The Bulls came out strong, scored a bunch of points, faltered a bit and went into the locker room at halftime all knotted up.
When it comes to big games, specifically big second halves, the scenario Saturday seemed all too similar to a certain game nearly two years ago. The catch is, the game alluded to above wasn’t played on a football field in front of more than 70,000 home-team fans in Alabama. It wasn’t played on a football field at all.
In the intimate confines of the Sun Dome before its largest crowd in school history, the men’s basketball team squared off with No. 4 Florida in the Dodge Shootout on Dec. 8, 2001.
South Florida hype.
Should ring a bell.
But like Saturday — when the only modifications were Ronnie Banks filling the role of B.B.Waldon in the spotlight and the type of ball being used to play — the recipe ultimately spelled disaster for the Bulls.
In that basketball game, the Bulls entered the locker room at the half in almost a dead heat, trailing 38-37.
Dick Vitale was even there to tell the country a little bit about the Bulls during the halftime break.
Guard Reggie Kohn hit four of his six 3-pointers in the first 20 minutes of the game, but he didn’t score another point until only 4:35 remained in the game.
The Bulls fizzled.
Banks turned in a similar performance to Kohn’s, guiding the Bulls to 17 points in the first half, only to lose his flair in the second.
Perhaps the most noticeable sign of deterioration in the Florida game was the wearing down of the Bulls. Florida was stronger and fitter. It seemed the Bulls had used up the bulk of its energy in the first half, then they dragged in the second.
And Saturday was no different. The replays of Huey Whittaker’s phenomenal sideline catch, which surely would have made Isaac Newton scratch his head, and of Brian Fisher’s two touchdowns, soon turned into shot after shot of muscle-cramped Bulls being carted off the field.
Where the power of Gator standouts Matt Bonner and Udonis Haslem wore down the Bulls on the basketball court, Alabama’s offensive line pushed the Bulls’ comparatively scrawny defensive line down the field (Alabama’s offensive linemen outweighed the Bulls defensive linemen, on average, by 54 pounds).
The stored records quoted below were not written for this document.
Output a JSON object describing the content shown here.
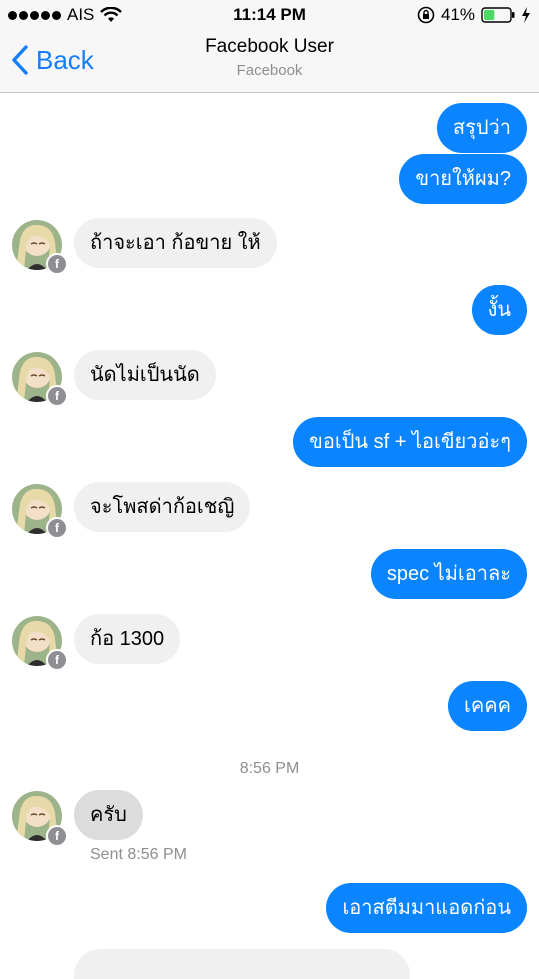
{
  "status_bar": {
    "carrier": "AIS",
    "time": "11:14 PM",
    "battery": "41%",
    "signal_bars": 5,
    "battery_level": 0.41,
    "icons": [
      "wifi-icon",
      "rotation-lock-icon",
      "battery-icon",
      "charging-icon"
    ]
  },
  "nav": {
    "back_label": "Back",
    "title": "Facebook User",
    "subtitle": "Facebook"
  },
  "messages": [
    {
      "side": "out",
      "text": "สรุปว่า"
    },
    {
      "side": "out",
      "text": "ขายให้ผม?"
    },
    {
      "side": "in",
      "text": "ถ้าจะเอา ก้อขาย ให้"
    },
    {
      "side": "out",
      "text": "งั้น"
    },
    {
      "side": "in",
      "text": "นัดไม่เป็นนัด"
    },
    {
      "side": "out",
      "text": "ขอเป็น sf + ไอเขียวอ่ะๆ"
    },
    {
      "side": "in",
      "text": "จะโพสด่าก้อเชญิ"
    },
    {
      "side": "out",
      "text": "spec ไม่เอาละ"
    },
    {
      "side": "in",
      "text": "ก้อ 1300"
    },
    {
      "side": "out",
      "text": "เคคค"
    },
    {
      "side": "in",
      "text": "ครับ"
    },
    {
      "side": "out",
      "text": "เอาสตีมมาแอดก่อน"
    }
  ],
  "timestamp": "8:56 PM",
  "sent_note": "Sent 8:56 PM",
  "fb_badge": "f",
  "colors": {
    "outgoing_bubble": "#0a84ff",
    "incoming_bubble": "#f0f0f0",
    "accent": "#147efb"
  }
}
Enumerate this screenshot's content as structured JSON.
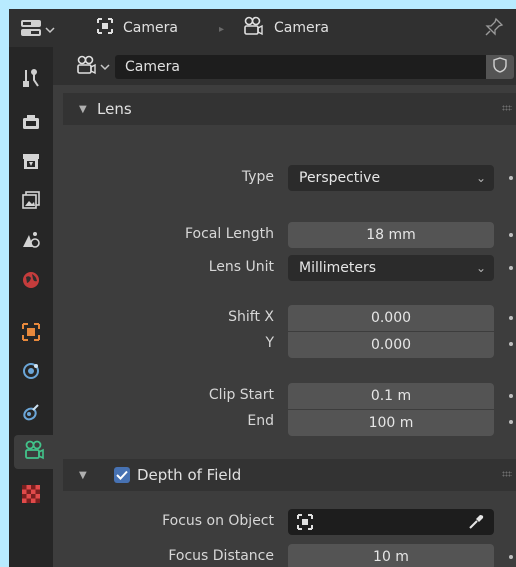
{
  "header": {
    "editor_type_icon": "properties-editor-icon",
    "breadcrumb_object": "Camera",
    "breadcrumb_data": "Camera",
    "pin_icon": "pin-icon"
  },
  "sidebar": {
    "tabs": [
      {
        "name": "tool",
        "icon": "tool-icon"
      },
      {
        "name": "render",
        "icon": "render-icon"
      },
      {
        "name": "output",
        "icon": "output-icon"
      },
      {
        "name": "view-layer",
        "icon": "view-layer-icon"
      },
      {
        "name": "scene",
        "icon": "scene-icon"
      },
      {
        "name": "world",
        "icon": "world-icon"
      },
      {
        "name": "object",
        "icon": "object-icon"
      },
      {
        "name": "physics",
        "icon": "physics-icon"
      },
      {
        "name": "constraints",
        "icon": "constraints-icon"
      },
      {
        "name": "camera-data",
        "icon": "camera-data-icon",
        "active": true
      },
      {
        "name": "texture",
        "icon": "texture-icon"
      }
    ]
  },
  "datablock": {
    "name": "Camera"
  },
  "lens_panel": {
    "title": "Lens",
    "type_label": "Type",
    "type_value": "Perspective",
    "focal_length_label": "Focal Length",
    "focal_length_value": "18 mm",
    "lens_unit_label": "Lens Unit",
    "lens_unit_value": "Millimeters",
    "shift_x_label": "Shift X",
    "shift_x_value": "0.000",
    "shift_y_label": "Y",
    "shift_y_value": "0.000",
    "clip_start_label": "Clip Start",
    "clip_start_value": "0.1 m",
    "clip_end_label": "End",
    "clip_end_value": "100 m"
  },
  "dof_panel": {
    "title": "Depth of Field",
    "enabled": true,
    "focus_object_label": "Focus on Object",
    "focus_object_value": "",
    "focus_distance_label": "Focus Distance",
    "focus_distance_value": "10 m"
  },
  "colors": {
    "accent": "#4772b3",
    "active_tab_icon": "#42c38a"
  }
}
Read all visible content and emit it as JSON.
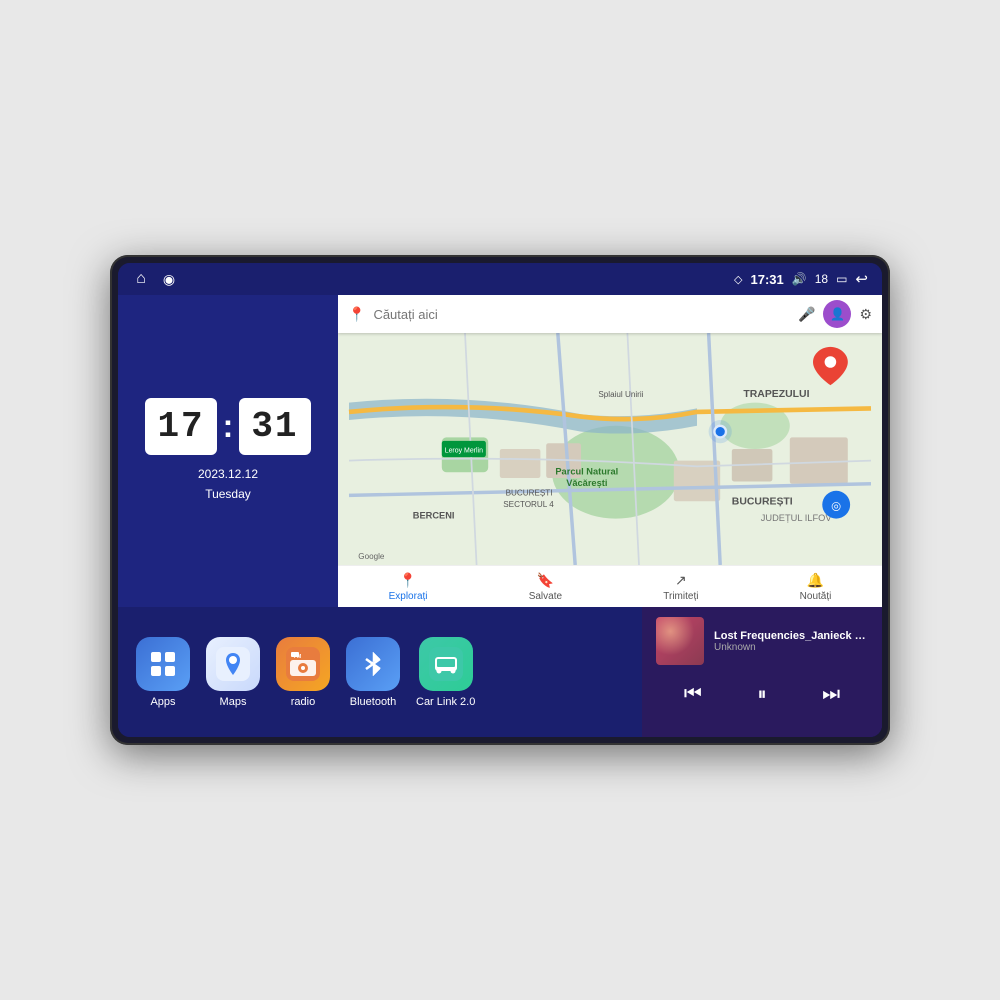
{
  "device": {
    "status_bar": {
      "gps_icon": "◇",
      "time": "17:31",
      "volume_icon": "🔊",
      "battery_level": "18",
      "battery_icon": "▭",
      "back_icon": "↩",
      "home_icon": "⌂",
      "nav2_icon": "◉"
    },
    "clock": {
      "hour": "17",
      "minute": "31",
      "date": "2023.12.12",
      "day": "Tuesday"
    },
    "map": {
      "search_placeholder": "Căutați aici",
      "tabs": [
        {
          "label": "Explorați",
          "active": true
        },
        {
          "label": "Salvate",
          "active": false
        },
        {
          "label": "Trimiteți",
          "active": false
        },
        {
          "label": "Noutăți",
          "active": false
        }
      ],
      "locations": [
        "Parcul Natural Văcărești",
        "Leroy Merlin",
        "BUCUREȘTI",
        "JUDEȚUL ILFOV",
        "TRAPEZULUI",
        "BERCENI",
        "BUCUREȘTI SECTORUL 4",
        "Splaiul Unirii"
      ]
    },
    "apps": [
      {
        "id": "apps",
        "label": "Apps",
        "icon": "⊞",
        "color_class": "apps-bg"
      },
      {
        "id": "maps",
        "label": "Maps",
        "icon": "📍",
        "color_class": "maps-bg"
      },
      {
        "id": "radio",
        "label": "radio",
        "icon": "📻",
        "color_class": "radio-bg"
      },
      {
        "id": "bluetooth",
        "label": "Bluetooth",
        "icon": "❋",
        "color_class": "bluetooth-bg"
      },
      {
        "id": "carlink",
        "label": "Car Link 2.0",
        "icon": "🚗",
        "color_class": "carlink-bg"
      }
    ],
    "music": {
      "title": "Lost Frequencies_Janieck Devy-...",
      "artist": "Unknown",
      "prev_icon": "⏮",
      "play_icon": "⏸",
      "next_icon": "⏭"
    }
  }
}
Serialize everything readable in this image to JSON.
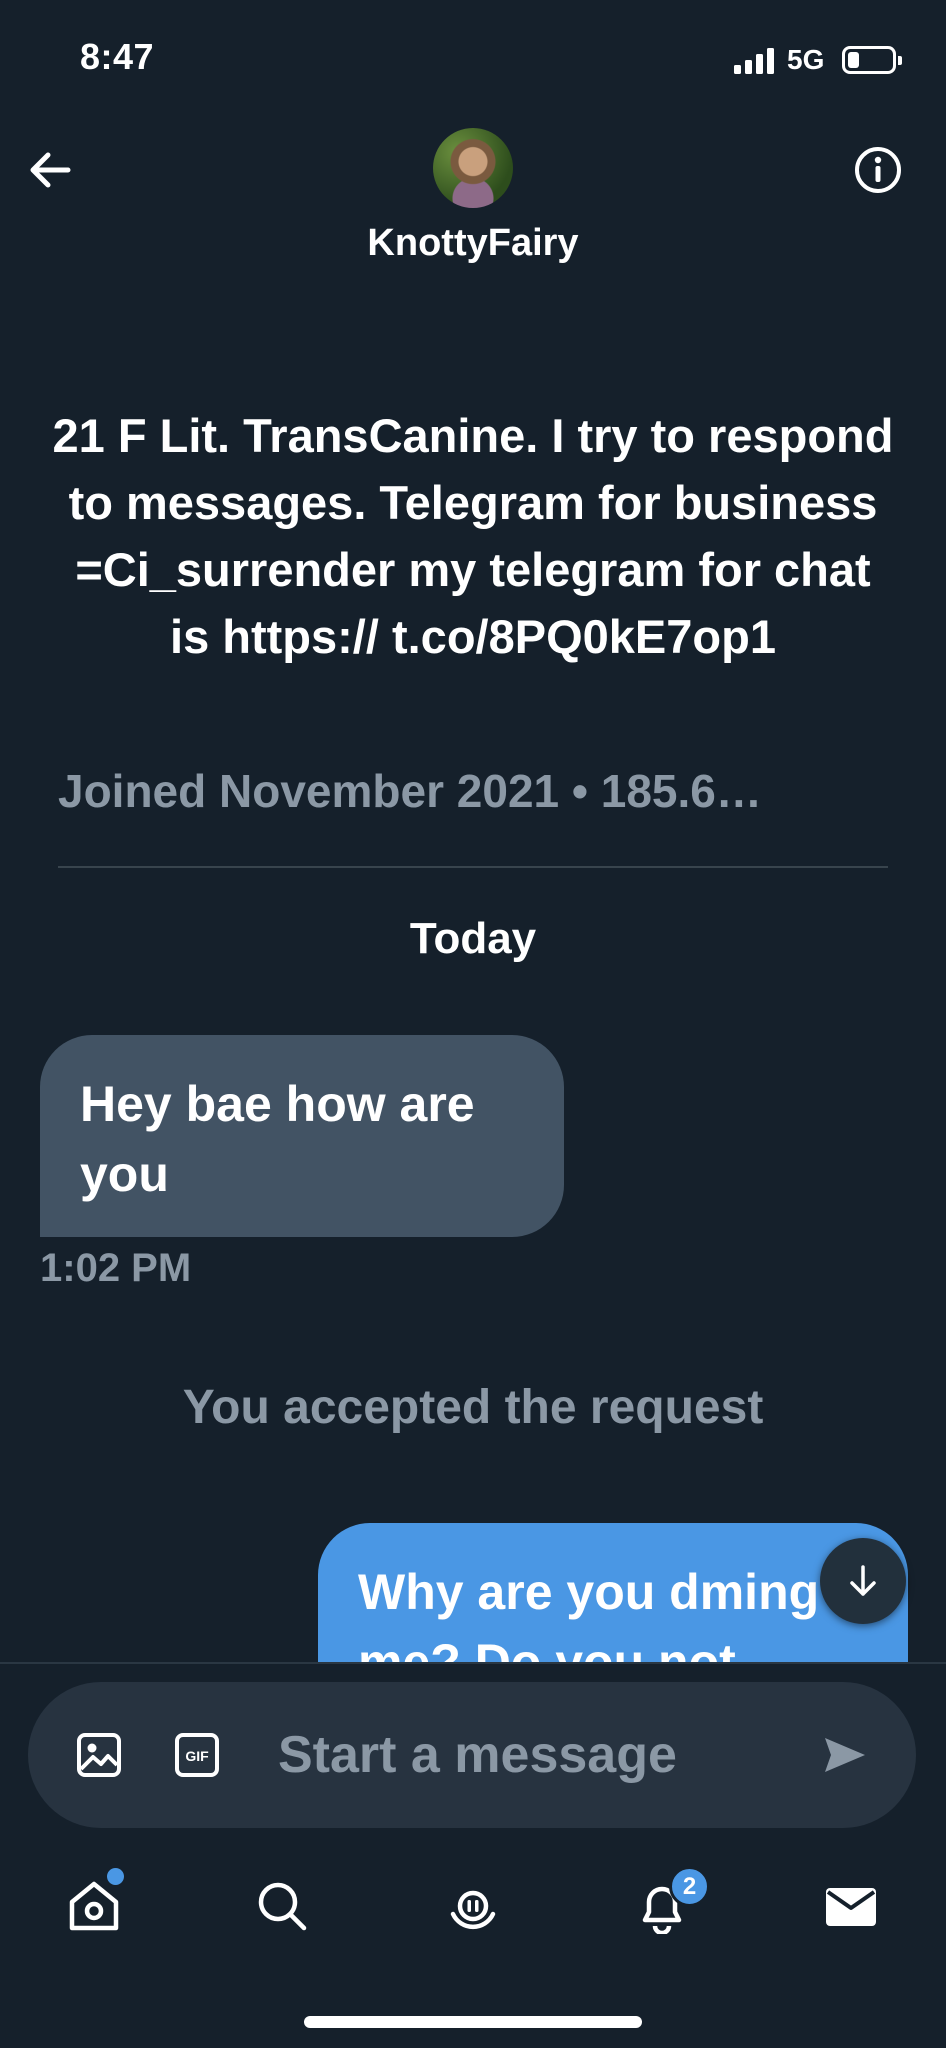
{
  "status_bar": {
    "time": "8:47",
    "network": "5G",
    "battery_level": 0.25
  },
  "header": {
    "name": "KnottyFairy",
    "back_icon": "arrow-left-icon",
    "info_icon": "info-icon"
  },
  "profile": {
    "bio": "21 F Lit. TransCanine. I try to respond to messages. Telegram for business =Ci_surrender my telegram for chat is https:// t.co/8PQ0kE7op1",
    "joined": "Joined November 2021 • 185.6…"
  },
  "conversation": {
    "day_separator": "Today",
    "messages": [
      {
        "direction": "in",
        "text": "Hey bae how are you",
        "time": "1:02 PM"
      },
      {
        "direction": "out",
        "text": "Why are you dming me? Do you not"
      }
    ],
    "system_notice": "You accepted the request"
  },
  "composer": {
    "placeholder": "Start a message",
    "gif_label": "GIF"
  },
  "nav": {
    "notification_count": "2"
  },
  "colors": {
    "background": "#15202b",
    "accent": "#4a97e4",
    "incoming_bubble": "#425364",
    "muted_text": "#8b98a5"
  }
}
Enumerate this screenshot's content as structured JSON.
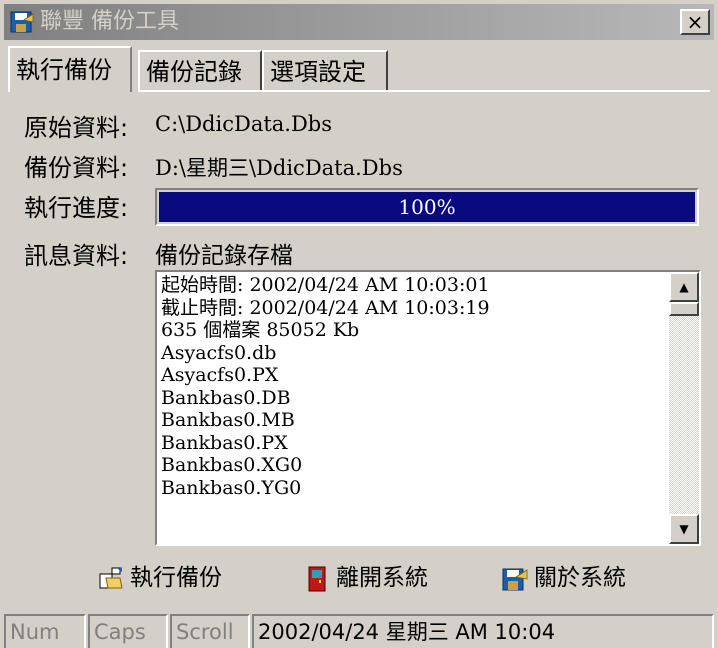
{
  "window": {
    "title": "聯豐 備份工具",
    "close_glyph": "×"
  },
  "tabs": [
    {
      "label": "執行備份",
      "active": true
    },
    {
      "label": "備份記錄",
      "active": false
    },
    {
      "label": "選項設定",
      "active": false
    }
  ],
  "fields": {
    "source_label": "原始資料:",
    "source_value": "C:\\DdicData.Dbs",
    "backup_label": "備份資料:",
    "backup_value": "D:\\星期三\\DdicData.Dbs",
    "progress_label": "執行進度:",
    "progress_percent": 100,
    "progress_text": "100%",
    "info_label": "訊息資料:",
    "info_value": "備份記錄存檔"
  },
  "log": {
    "lines": [
      "起始時間: 2002/04/24 AM 10:03:01",
      "截止時間: 2002/04/24 AM 10:03:19",
      "635 個檔案 85052 Kb",
      "Asyacfs0.db",
      "Asyacfs0.PX",
      "Bankbas0.DB",
      "Bankbas0.MB",
      "Bankbas0.PX",
      "Bankbas0.XG0",
      "Bankbas0.YG0"
    ],
    "scroll_up": "▲",
    "scroll_down": "▼"
  },
  "actions": {
    "run_backup": "執行備份",
    "exit_system": "離開系統",
    "about_system": "關於系統"
  },
  "statusbar": {
    "num": "Num",
    "caps": "Caps",
    "scroll": "Scroll",
    "datetime": "2002/04/24 星期三 AM 10:04"
  },
  "colors": {
    "progress_fill": "#0a0a80",
    "face": "#d4d0c8"
  }
}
So what does it take to win a big game with big hype on national TV? It’s going to take twice as much production in the first half if the Bulls plan to lie down in the second.
Or maybe better conditioning, although it’s hard to imagine how a team who basks in the often brutally hot temperatures of the Sunshine State could be gasping for air halfway through a game.
But it’s probably not as simple as running a few extra laps and tossing back a few extra gulps of Gatorade. The Bulls’ football team is still young. Maybe it’s that we expect too much of them. Heck, some optimists consider it to be the most successful college football team in history, judging by its wins per total games played during the past seven years.
As for the Bulls basketball team, only new head coach Robert McCullum knows whether his team is ready for a breakthrough this season. But its first chance to show the country what it can do doesn’t come until Feb. 26 when it takes on powerhouse Marquette at the Sun Dome on ESPN2.
The outlook for redemption is not too far away for the football team, though. While it should no doubt take out its anger against Nicholls State on Saturday, it need wait no longer than Oct. 10, when it will find itself on national TV again against TCU. This time, though, for the first time ever, the Bulls will be at home.
And maybe the crowd will be the force that keeps the Bulls out its early, 3rd-quarter grave.